─── STORED DATA ───
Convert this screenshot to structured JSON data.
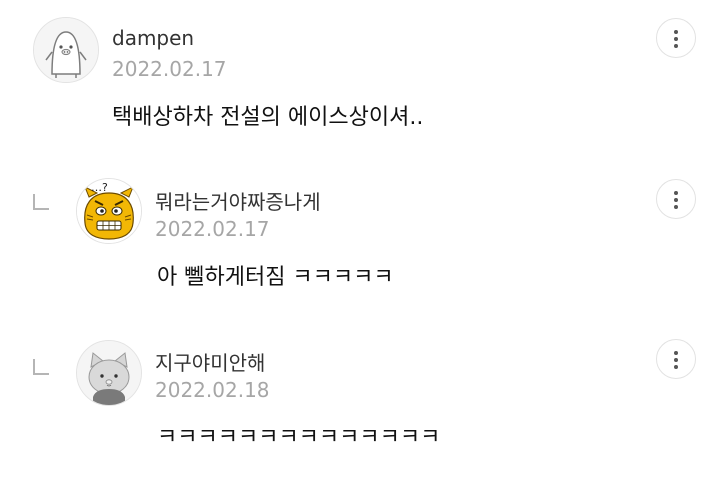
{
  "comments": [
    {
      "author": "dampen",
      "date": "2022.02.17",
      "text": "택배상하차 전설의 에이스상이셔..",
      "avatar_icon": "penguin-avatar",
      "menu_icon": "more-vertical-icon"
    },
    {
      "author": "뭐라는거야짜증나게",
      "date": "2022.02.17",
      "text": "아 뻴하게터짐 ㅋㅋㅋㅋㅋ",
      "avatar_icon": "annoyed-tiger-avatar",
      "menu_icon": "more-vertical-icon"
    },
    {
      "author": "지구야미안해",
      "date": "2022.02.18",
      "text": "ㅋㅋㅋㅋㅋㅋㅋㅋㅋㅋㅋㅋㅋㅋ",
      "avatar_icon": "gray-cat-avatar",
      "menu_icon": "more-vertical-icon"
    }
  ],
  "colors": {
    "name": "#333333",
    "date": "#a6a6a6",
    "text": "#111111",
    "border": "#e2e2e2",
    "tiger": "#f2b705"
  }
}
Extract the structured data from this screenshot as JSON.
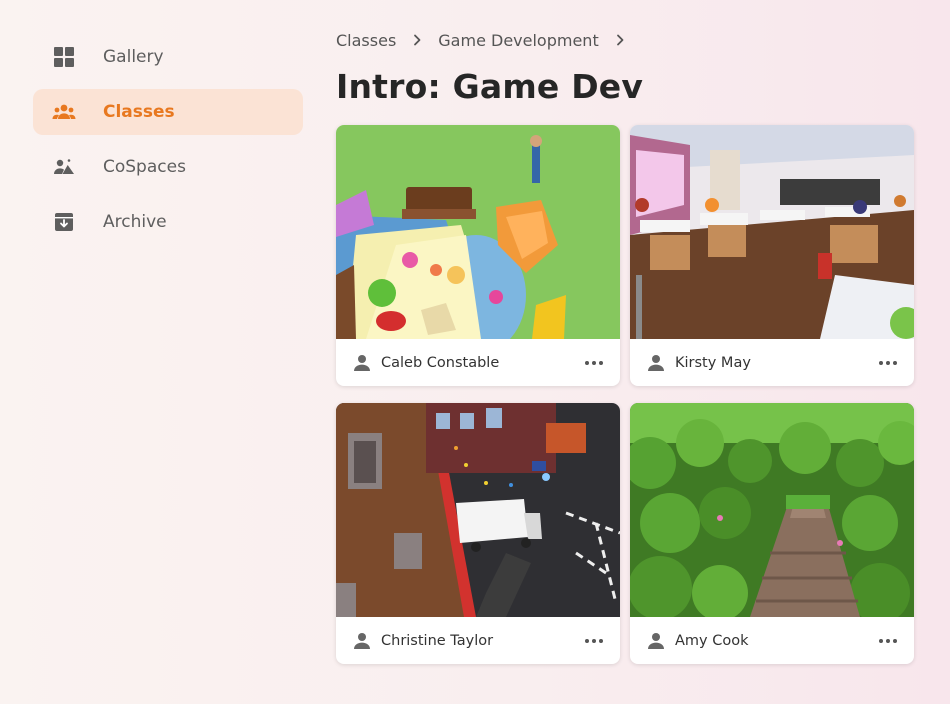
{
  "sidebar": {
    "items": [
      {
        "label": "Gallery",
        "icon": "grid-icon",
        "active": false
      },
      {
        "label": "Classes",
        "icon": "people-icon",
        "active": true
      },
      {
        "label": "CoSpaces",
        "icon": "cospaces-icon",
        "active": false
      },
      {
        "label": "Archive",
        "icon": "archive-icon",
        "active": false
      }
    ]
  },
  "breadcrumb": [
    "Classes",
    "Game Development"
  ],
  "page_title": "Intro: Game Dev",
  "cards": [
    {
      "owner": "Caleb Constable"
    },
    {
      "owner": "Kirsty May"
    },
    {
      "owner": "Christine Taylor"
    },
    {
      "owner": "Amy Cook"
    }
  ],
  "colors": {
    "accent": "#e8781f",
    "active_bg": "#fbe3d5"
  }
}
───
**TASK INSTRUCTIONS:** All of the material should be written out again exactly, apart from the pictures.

**WRITTEN REPLY:**
Convert this screenshot to structured JSON data.
{
  "comments": [
    {
      "author": "dampen",
      "date": "2022.02.17",
      "text": "택배상하차 전설의 에이스상이셔..",
      "avatar_icon": "penguin-avatar",
      "menu_icon": "more-vertical-icon"
    },
    {
      "author": "뭐라는거야짜증나게",
      "date": "2022.02.17",
      "text": "아 뻴하게터짐 ㅋㅋㅋㅋㅋ",
      "avatar_icon": "annoyed-tiger-avatar",
      "menu_icon": "more-vertical-icon"
    },
    {
      "author": "지구야미안해",
      "date": "2022.02.18",
      "text": "ㅋㅋㅋㅋㅋㅋㅋㅋㅋㅋㅋㅋㅋㅋ",
      "avatar_icon": "gray-cat-avatar",
      "menu_icon": "more-vertical-icon"
    }
  ],
  "colors": {
    "name": "#333333",
    "date": "#a6a6a6",
    "text": "#111111",
    "border": "#e2e2e2",
    "tiger": "#f2b705"
  }
}
Extract the structured data from this screenshot as JSON.
{
  "sidebar": {
    "items": [
      {
        "label": "Gallery",
        "icon": "grid-icon",
        "active": false
      },
      {
        "label": "Classes",
        "icon": "people-icon",
        "active": true
      },
      {
        "label": "CoSpaces",
        "icon": "cospaces-icon",
        "active": false
      },
      {
        "label": "Archive",
        "icon": "archive-icon",
        "active": false
      }
    ]
  },
  "breadcrumb": [
    "Classes",
    "Game Development"
  ],
  "page_title": "Intro: Game Dev",
  "cards": [
    {
      "owner": "Caleb Constable"
    },
    {
      "owner": "Kirsty May"
    },
    {
      "owner": "Christine Taylor"
    },
    {
      "owner": "Amy Cook"
    }
  ],
  "colors": {
    "accent": "#e8781f",
    "active_bg": "#fbe3d5"
  }
}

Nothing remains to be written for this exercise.